Lawyer Jessie Ho-Thong has just spent the last couple of minutes talking not about herself, but about Xavier Tan, the 21-year-old behind Unik Apparel, a label founded as a platform for youth to express their thoughts and feelings through design.
“His is my favourite story,” she says of the lad who counts Credit Suisse and Deutsche Bank as clients, and who once received a bump in sales when singer Sam Smith posted a link to his collection on Instagram. She met Tan when he was just 16 and a participant of Network for Teaching Entrepreneurship (NFTE). A global entrepreneurship programme for youth in low-income communities, it is administered in Singapore by the Halogen Foundation, whose board she serves on.
“That is an example of how bright the future can be for our youth,” she says.
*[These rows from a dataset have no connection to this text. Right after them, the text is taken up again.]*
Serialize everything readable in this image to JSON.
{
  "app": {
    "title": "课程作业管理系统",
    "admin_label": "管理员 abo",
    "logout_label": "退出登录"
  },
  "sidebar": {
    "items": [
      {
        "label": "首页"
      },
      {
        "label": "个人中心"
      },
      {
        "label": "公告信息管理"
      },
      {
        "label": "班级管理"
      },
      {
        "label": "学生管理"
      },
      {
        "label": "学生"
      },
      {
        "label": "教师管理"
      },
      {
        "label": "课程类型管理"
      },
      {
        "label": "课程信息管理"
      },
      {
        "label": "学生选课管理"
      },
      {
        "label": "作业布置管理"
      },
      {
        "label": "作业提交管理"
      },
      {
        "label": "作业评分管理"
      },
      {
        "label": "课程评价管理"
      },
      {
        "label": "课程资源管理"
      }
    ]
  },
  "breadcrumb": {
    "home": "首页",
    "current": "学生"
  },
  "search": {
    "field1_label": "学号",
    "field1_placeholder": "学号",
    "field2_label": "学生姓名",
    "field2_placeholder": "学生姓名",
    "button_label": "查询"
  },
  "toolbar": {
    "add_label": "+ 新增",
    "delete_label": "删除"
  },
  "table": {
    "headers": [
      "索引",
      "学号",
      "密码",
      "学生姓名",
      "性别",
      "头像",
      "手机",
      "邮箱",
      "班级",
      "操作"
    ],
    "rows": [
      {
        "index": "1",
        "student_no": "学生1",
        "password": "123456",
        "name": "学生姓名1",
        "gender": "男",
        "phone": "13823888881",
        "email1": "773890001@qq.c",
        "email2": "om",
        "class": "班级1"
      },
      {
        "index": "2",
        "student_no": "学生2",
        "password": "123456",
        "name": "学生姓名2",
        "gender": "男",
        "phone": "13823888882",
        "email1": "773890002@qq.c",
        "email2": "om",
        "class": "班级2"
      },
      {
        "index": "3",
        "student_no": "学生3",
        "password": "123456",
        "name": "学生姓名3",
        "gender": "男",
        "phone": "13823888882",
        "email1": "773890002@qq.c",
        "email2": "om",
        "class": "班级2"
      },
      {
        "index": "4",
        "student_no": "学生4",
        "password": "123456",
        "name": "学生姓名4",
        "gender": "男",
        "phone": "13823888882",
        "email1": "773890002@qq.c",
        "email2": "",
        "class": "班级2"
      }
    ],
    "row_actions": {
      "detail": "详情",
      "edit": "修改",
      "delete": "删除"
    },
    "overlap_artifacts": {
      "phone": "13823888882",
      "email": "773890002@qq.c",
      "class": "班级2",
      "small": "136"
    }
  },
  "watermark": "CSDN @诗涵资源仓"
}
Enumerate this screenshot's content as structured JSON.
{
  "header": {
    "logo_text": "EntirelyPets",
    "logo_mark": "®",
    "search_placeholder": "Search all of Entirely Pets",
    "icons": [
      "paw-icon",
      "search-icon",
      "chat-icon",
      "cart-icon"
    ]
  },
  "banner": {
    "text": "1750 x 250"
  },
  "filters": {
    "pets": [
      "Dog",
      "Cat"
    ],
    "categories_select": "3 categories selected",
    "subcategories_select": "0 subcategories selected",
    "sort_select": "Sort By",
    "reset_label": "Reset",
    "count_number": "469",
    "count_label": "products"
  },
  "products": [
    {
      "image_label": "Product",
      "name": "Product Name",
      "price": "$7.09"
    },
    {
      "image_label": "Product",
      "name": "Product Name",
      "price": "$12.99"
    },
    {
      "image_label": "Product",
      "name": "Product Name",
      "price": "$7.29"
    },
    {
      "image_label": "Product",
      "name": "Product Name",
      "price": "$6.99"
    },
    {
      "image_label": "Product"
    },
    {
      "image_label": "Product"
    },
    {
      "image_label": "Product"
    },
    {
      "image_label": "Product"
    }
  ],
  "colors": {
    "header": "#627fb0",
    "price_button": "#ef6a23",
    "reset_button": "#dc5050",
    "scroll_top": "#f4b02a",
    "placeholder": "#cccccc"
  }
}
Halogen Foundation Founded in 2003, Halogen Foundation is a values-based not-for-profit Institution of a Public Character charity that believes every young person has the innate potential to influence and lead, and become a positive change agent. Beyond programmes that equip youth with mindsets and skillsets to prepare them for the future, it also administers the National Young Leader Award. halogen.sg
A mum to two sons aged 22 and 16, Ho-Thong champions the youth cause because “they represent what tomorrow will bring, cliché as it may sound”. With her law practice focused on both conveyancing and family law, the former Convent girl — she speaks fondly of being taught the values of “to whom much is given, much is expected” — also has a unique window to the divide between the haves and have-nots and the impact marital breakups can have on children.
“Once I started helping out at Halogen Foundation and participating in its programmes, I realised the change it brought about was intergenerational. It changes not just a youth’s life but also gives him the capacity to improve his parent’s life and influence his own generation and his children’s generation,” she shares. “If we can set a youth on the right trajectory early, the difference we can make becomes amplified as he moves through the arc of his life.”
Once [youths] can envision themselves as the CEO or leader of a company, they change their thought process. It transcends every aspect of their lives.”Jessie Ho-Thong
Ho-Thong’s journey with Halogen Foundation began in 2013, after she was introduced to the youth leadership non-profit by its founder Martin Tan, who she had served alongside at the Ministry of Social and Family Development’s Families for Life council.
Certified as an NFTE trainer in 2017, she speaks of the entrepreneurship programme, in particular, as one that is a driver for “internal DNA change”.
“Once they can envision themselves as the CEO or leader of a company, they change their thought process. It transcends every aspect of their lives. They see a reason to improve their studies, to learn math. A very shy child also realises that to raise funds, he’d need to make business pitches, so he’s going to work on his spoken English.”
Ho-Thong says her Christmas gift came early this year. By that, she means seeing Halogen’s young charges participate in last month’s NFTE Youth Entrepreneurship Challenge 2020, where six finalists made business pitches to a VIP panel. Halogen has also released its 17th anniversary book project Entrepreneurship Unlimited, a compilation of local entrepreneurs’ life stories.
“It makes a great Christmas present to pay forward some entrepreneurial perspective and inspiration to the youth around us. And it’s a great read!” she says.